This week, cops patrol hallways, statuaries, and rotundas that are completely devoid of people (“Welcome to my hall of boredom!” exclaims one officer walking toward the Senate chamber). Last week, however, they scrambled to respond after gunshots left one woman dead and the entire complex on lockdown. Either way, it’s not a job people want to do without collecting a paycheck—or at least knowing when they’re going to get one.
Across the country, there are about 2 million federal workers who could miss paychecks while the government is shut down. They are FEMA workers, park rangers, and Pentagon personnel, to name just a few. But there’s one group who are forced to spend their days protecting the very lawmakers who stopped the paychecks: the Capitol Police.
They are almost guaranteed to get back pay—especially after President Obama said he would support a bill passed unanimously in the House of Representatives that promised to pay the nearly 800,000 people furloughed—but have to wait until the government reopens for business. No one knows when that will be.

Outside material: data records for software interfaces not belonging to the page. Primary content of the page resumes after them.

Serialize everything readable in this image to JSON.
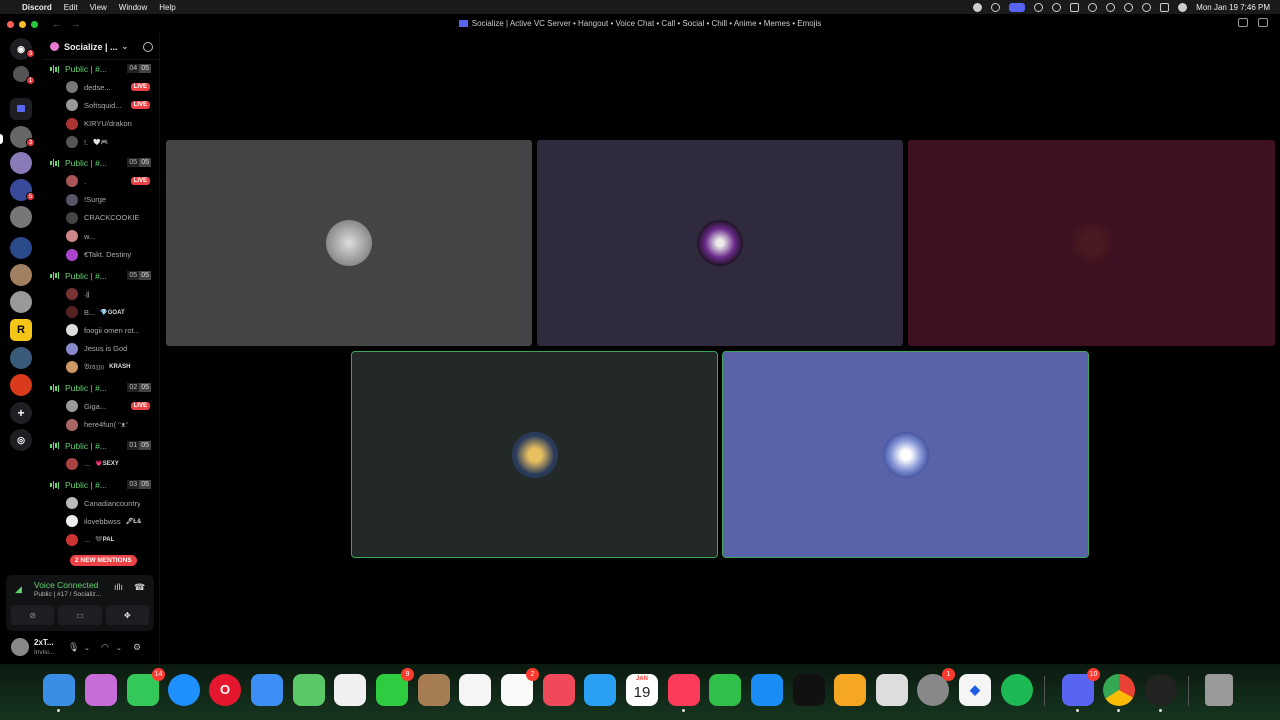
{
  "menubar": {
    "apple": "",
    "items": [
      "Discord",
      "Edit",
      "View",
      "Window",
      "Help"
    ],
    "clock": "Mon Jan 19  7:46 PM"
  },
  "window": {
    "title": "Socialize | Active VC Server • Hangout • Voice Chat • Call • Social • Chill • Anime • Memes • Emojis"
  },
  "server": {
    "name": "Socialize | ..."
  },
  "channels": [
    {
      "name": "Public | #...",
      "count": "04",
      "limit": "05",
      "users": [
        {
          "name": "dedse...",
          "live": "LIVE",
          "color": "#777"
        },
        {
          "name": "Softsquid...",
          "live": "LIVE",
          "color": "#999"
        },
        {
          "name": "KIRYU/drakon",
          "color": "#a33"
        },
        {
          "name": "!.",
          "tag": "🤍🎮",
          "color": "#555"
        }
      ]
    },
    {
      "name": "Public | #...",
      "count": "05",
      "limit": "05",
      "users": [
        {
          "name": ".",
          "live": "LIVE",
          "color": "#a55"
        },
        {
          "name": "!Surge",
          "color": "#556"
        },
        {
          "name": "CRACKCOOKIES",
          "color": "#444"
        },
        {
          "name": "w...",
          "color": "#c88"
        },
        {
          "name": "€Takt. Destiny",
          "color": "#a4c"
        }
      ]
    },
    {
      "name": "Public | #...",
      "count": "05",
      "limit": "05",
      "users": [
        {
          "name": ".jj",
          "color": "#733"
        },
        {
          "name": "B...",
          "tag": "💎GOAT",
          "color": "#522"
        },
        {
          "name": "foogii omen rot...",
          "color": "#ddd"
        },
        {
          "name": "Jesus is God",
          "color": "#88c"
        },
        {
          "name": "𝔅𝔯𝔞𝔷𝔷𝔶",
          "tag": "KRASH",
          "color": "#c96"
        }
      ]
    },
    {
      "name": "Public | #...",
      "count": "02",
      "limit": "05",
      "users": [
        {
          "name": "Giga...",
          "live": "LIVE",
          "color": "#999"
        },
        {
          "name": "here4fun( ᵔᴥᵔ",
          "color": "#a66"
        }
      ]
    },
    {
      "name": "Public | #...",
      "count": "01",
      "limit": "05",
      "users": [
        {
          "name": "...",
          "tag": "💗SEXY",
          "color": "#a44"
        }
      ]
    },
    {
      "name": "Public | #...",
      "count": "03",
      "limit": "05",
      "users": [
        {
          "name": "Canadiancountry...",
          "color": "#bbb"
        },
        {
          "name": "ilovebbwss",
          "tag": "🖋Ł&",
          "color": "#eee"
        },
        {
          "name": "...",
          "tag": "🖤PAL",
          "color": "#c33"
        }
      ]
    }
  ],
  "mentions_pill": "2 NEW MENTIONS",
  "voice": {
    "status": "Voice Connected",
    "channel": "Public | #17 / Socializ..."
  },
  "user": {
    "name": "2xT...",
    "status": "Invisi..."
  },
  "rail_badges": [
    "3",
    "1",
    "3",
    "5"
  ],
  "dock_badges": {
    "messages": "14",
    "facetime": "9",
    "reminders": "2",
    "settings": "1",
    "discord": "10"
  },
  "calendar": {
    "month": "JAN",
    "day": "19"
  }
}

“There can’t be an end for something until there’s a beginning,” said one officer standing outside the Capitol.
The force will be paid for its work in September by Oct. 17, but if the shutdown continues for long after that, it’s unclear the next time they will be paid. Missing a pay period, even for a group of people with a starting salary of about $56,000 (among the higher base salaries for area officers, according to a 2012 Government Accountability Office report), isn’t an easy thing.

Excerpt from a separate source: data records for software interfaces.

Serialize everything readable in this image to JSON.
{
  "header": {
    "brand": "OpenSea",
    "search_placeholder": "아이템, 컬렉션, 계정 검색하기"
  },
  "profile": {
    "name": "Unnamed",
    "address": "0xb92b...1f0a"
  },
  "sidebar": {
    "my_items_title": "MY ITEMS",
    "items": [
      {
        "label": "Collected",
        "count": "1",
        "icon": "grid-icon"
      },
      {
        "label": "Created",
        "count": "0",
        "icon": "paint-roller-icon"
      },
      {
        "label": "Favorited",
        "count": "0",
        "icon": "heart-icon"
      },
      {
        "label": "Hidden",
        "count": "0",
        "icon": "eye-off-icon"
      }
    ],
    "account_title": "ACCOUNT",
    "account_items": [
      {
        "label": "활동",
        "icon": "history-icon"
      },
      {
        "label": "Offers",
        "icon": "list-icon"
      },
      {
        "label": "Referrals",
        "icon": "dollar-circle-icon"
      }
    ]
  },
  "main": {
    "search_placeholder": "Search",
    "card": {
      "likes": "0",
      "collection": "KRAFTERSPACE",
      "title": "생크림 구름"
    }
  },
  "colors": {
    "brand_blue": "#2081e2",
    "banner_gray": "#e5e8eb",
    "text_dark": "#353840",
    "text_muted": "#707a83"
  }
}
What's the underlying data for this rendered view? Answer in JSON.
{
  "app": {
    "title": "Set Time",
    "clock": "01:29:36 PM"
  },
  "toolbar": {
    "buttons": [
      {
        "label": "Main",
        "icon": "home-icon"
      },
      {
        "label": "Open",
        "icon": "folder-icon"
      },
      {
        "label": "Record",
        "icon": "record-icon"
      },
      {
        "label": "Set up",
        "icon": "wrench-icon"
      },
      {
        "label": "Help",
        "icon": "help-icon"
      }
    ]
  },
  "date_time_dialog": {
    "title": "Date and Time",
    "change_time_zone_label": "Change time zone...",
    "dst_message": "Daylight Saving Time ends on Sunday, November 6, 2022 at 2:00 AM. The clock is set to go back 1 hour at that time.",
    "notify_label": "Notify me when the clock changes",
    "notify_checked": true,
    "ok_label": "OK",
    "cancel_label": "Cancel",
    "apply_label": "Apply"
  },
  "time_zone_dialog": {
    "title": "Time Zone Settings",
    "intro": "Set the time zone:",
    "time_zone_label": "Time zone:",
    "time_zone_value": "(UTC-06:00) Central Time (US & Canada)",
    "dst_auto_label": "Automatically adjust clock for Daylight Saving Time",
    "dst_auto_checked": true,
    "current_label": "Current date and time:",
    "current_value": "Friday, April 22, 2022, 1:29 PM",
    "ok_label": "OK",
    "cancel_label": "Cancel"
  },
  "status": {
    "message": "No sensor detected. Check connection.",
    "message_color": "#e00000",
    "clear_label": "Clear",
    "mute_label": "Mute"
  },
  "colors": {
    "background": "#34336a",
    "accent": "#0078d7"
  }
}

Some officers’ spouses are also federal employees not getting paychecks until the shutdown ends. Some are calling banks to work out mortgage payments, while others are relying on savings if the shutdown drags on.

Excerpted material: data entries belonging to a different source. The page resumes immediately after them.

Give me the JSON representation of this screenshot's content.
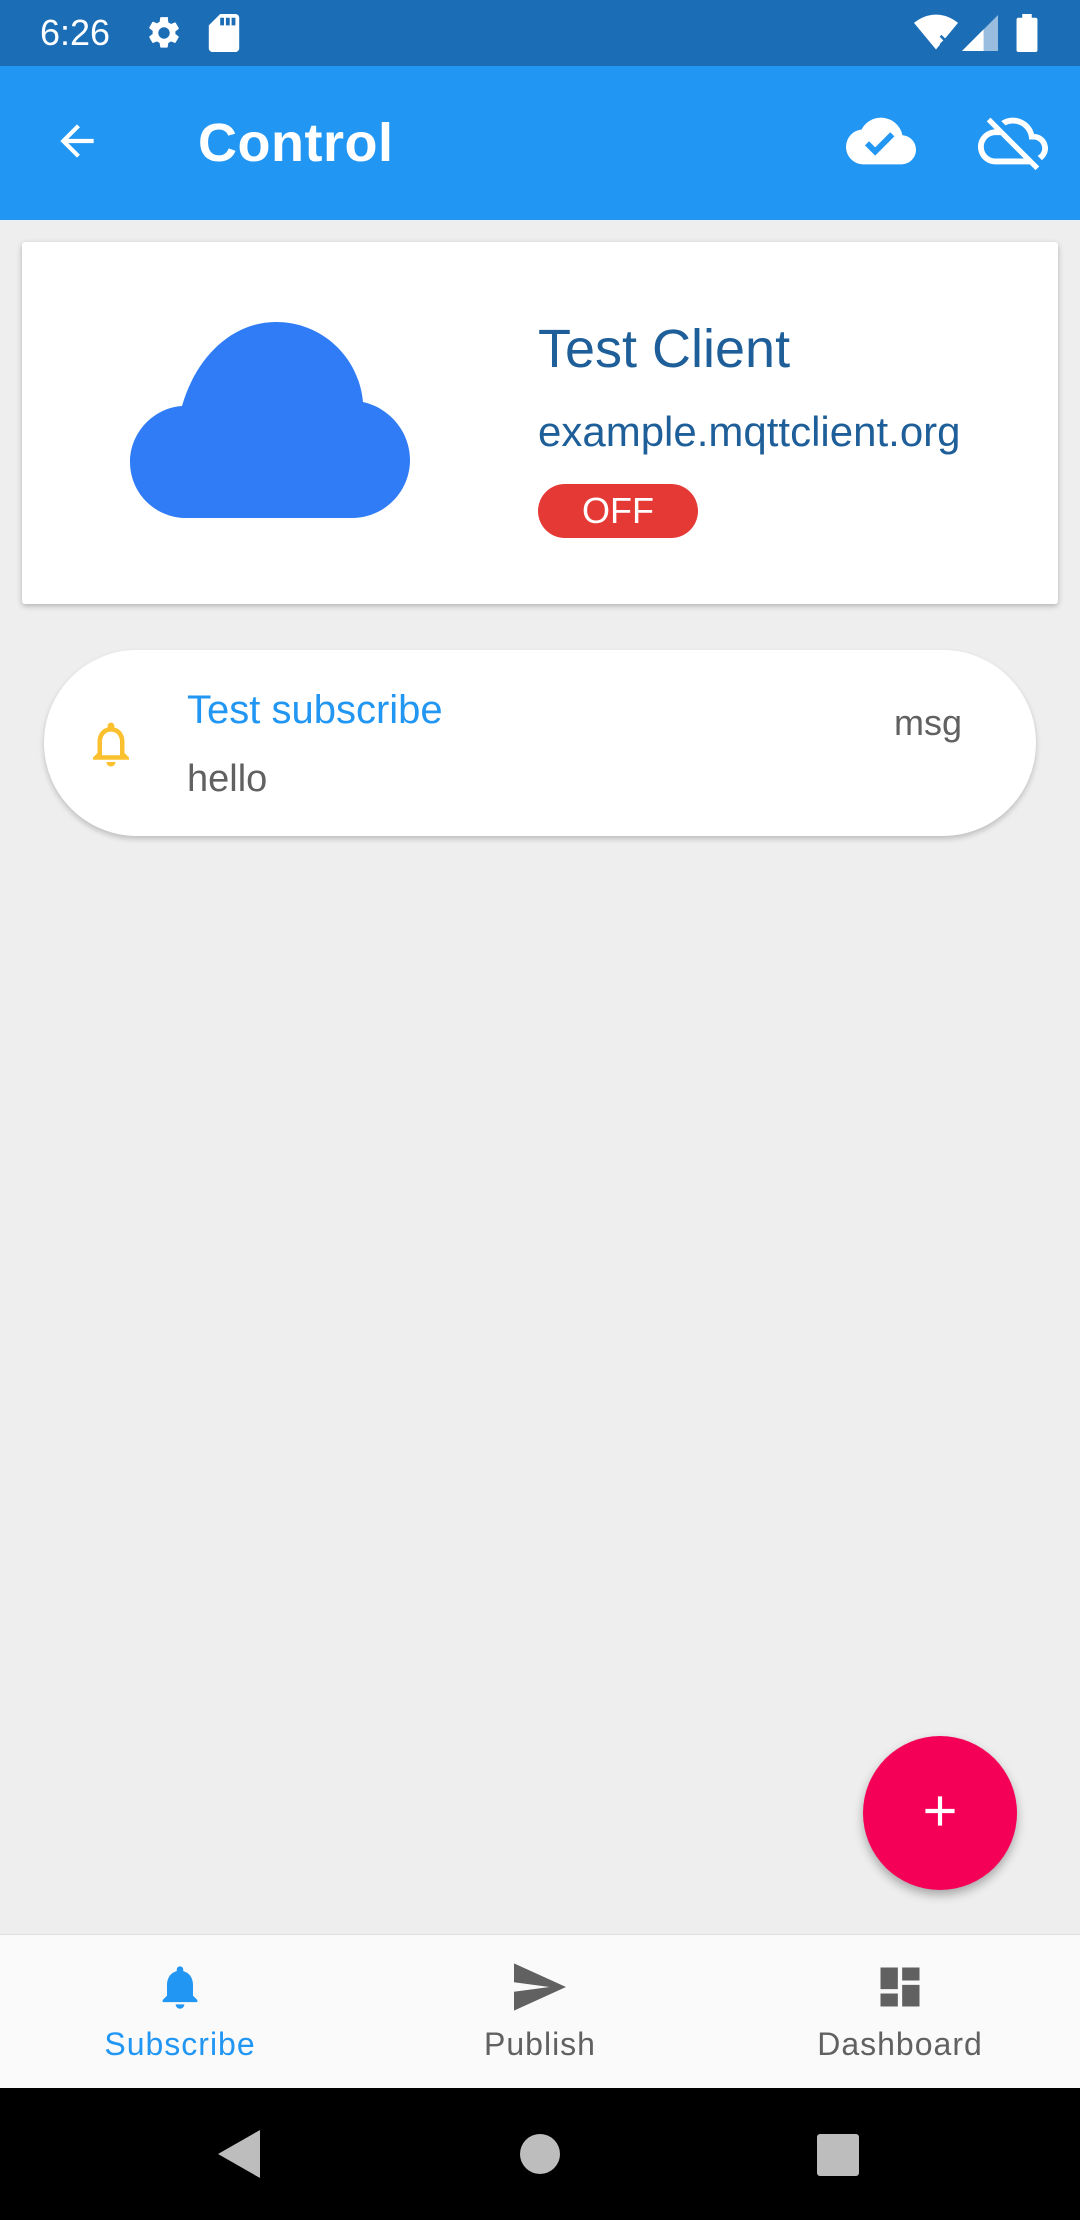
{
  "status_bar": {
    "time": "6:26",
    "left_icons": [
      "settings-icon",
      "sd-card-icon"
    ],
    "right_icons": [
      "wifi-icon",
      "signal-icon",
      "battery-icon"
    ]
  },
  "app_bar": {
    "title": "Control",
    "back_icon": "arrow-back-icon",
    "actions": [
      "cloud-done-icon",
      "cloud-off-icon"
    ],
    "color": "#2196f3"
  },
  "client": {
    "name": "Test Client",
    "host": "example.mqttclient.org",
    "status": "OFF",
    "status_color": "#e53935",
    "icon": "cloud-icon",
    "icon_color": "#2f7cf6"
  },
  "subscriptions": [
    {
      "topic": "Test subscribe",
      "message": "hello",
      "tag": "msg",
      "icon": "bell-outline-icon",
      "icon_color": "#fbc02d"
    }
  ],
  "fab": {
    "icon": "plus-icon",
    "color": "#f50057"
  },
  "bottom_nav": {
    "items": [
      {
        "label": "Subscribe",
        "icon": "bell-icon",
        "active": true
      },
      {
        "label": "Publish",
        "icon": "send-icon",
        "active": false
      },
      {
        "label": "Dashboard",
        "icon": "dashboard-icon",
        "active": false
      }
    ],
    "active_color": "#2196f3"
  },
  "system_nav": {
    "icons": [
      "back-triangle-icon",
      "home-circle-icon",
      "recents-square-icon"
    ]
  }
}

“It’s like the guys who come back from war missing a leg,” said one officer. “You can either commit suicide or go on. There’s just nothing we can do.”
Lawmakers on the Hill have acknowledged their sacrifice. “Today and every day that the federal government remains closed for business, these Capitol Police officers—and tens of thousands of other public servants, including many law-enforcement officials—are working without pay,” said Senate Majority Leader Harry Reid, D-Nev., who once worked on the force.
Even Senate Chaplain Barry Black, who has lately injected himself into the shutdown debate by praying for God to do things like “save us from the madness,” highlighted the irony. The day after a woman drove at a Capitol grounds barricade, Black began the Senate session by intoning, “May we go beyond applause in expressing our gratitude but make decisions that will ensure their timely and fair compensation.”
And it’s not just in front of the bright lights and cameras that members profess their support. It’s always been something of a trope for lawmakers to get chummy with the force, but the shutdown has kicked it up a notch. “It’s extra right now,” one officer noted. “They’re really hamming it up.”
It doesn’t always come across as genuine.
“They don’t care,” an officer said about the members of Congress who have offered public support. “What we need to do is freeze their bank accounts and their wives’ bank accounts. That’d get them to act.”
Thursday, the day the Capitol was on lockdown and shots rang through the air, was particularly difficult. “The general consensus is that eventually we’ll get paid; at the end of the day it’s just delayed. But there’s real anger at people being disrespectful at the police who are protecting them from imminent harm,” said one officer.
But even that officer noted that a number of members of Congress, even those he’s never spoken with, have “apologized profusely” to him. And he believes they are sincere.
“If Halloween comes and goes and there’s no candy on the table, people are going to freak,” an officer said, “and no one I’ve talked to can handle it if it goes like last time.”
The last government shutdown went on for 26 days.
This article appears in the October 8, 2013, edition of NJ Daily as Protecting Those Who Stopped the Paychecks.